### TASK TO COMPLETE
Every line in the entries where "title" is found should be copied.

### Collected data
——

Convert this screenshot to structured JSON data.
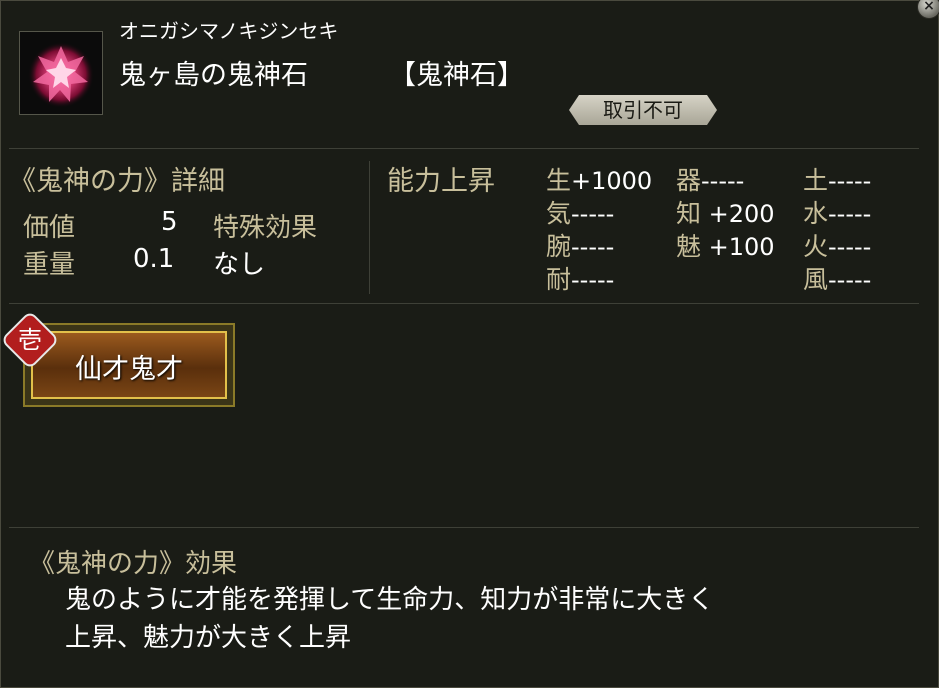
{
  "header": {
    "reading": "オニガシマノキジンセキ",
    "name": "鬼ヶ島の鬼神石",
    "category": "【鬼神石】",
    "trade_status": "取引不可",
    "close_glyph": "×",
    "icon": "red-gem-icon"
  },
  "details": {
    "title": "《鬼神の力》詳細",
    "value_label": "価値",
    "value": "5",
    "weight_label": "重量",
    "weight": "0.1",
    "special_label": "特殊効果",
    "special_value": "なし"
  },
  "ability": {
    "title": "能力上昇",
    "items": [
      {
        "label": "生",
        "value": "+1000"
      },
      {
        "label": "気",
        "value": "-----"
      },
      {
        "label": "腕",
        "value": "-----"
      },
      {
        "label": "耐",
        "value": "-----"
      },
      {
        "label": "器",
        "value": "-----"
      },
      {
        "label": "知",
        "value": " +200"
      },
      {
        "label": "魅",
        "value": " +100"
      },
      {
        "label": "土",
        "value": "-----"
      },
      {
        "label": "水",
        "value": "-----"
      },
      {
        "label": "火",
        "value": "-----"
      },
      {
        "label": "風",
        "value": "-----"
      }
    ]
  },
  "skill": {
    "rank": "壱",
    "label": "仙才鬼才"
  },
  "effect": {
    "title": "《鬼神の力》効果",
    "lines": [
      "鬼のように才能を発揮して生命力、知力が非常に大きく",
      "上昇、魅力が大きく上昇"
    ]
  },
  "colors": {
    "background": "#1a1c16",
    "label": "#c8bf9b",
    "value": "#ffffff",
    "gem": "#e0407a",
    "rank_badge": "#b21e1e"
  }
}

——

### RESPONSE BOX
    "title": "《鬼神の力》詳細",
    "title": "能力上昇",
    "title": "《鬼神の力》効果",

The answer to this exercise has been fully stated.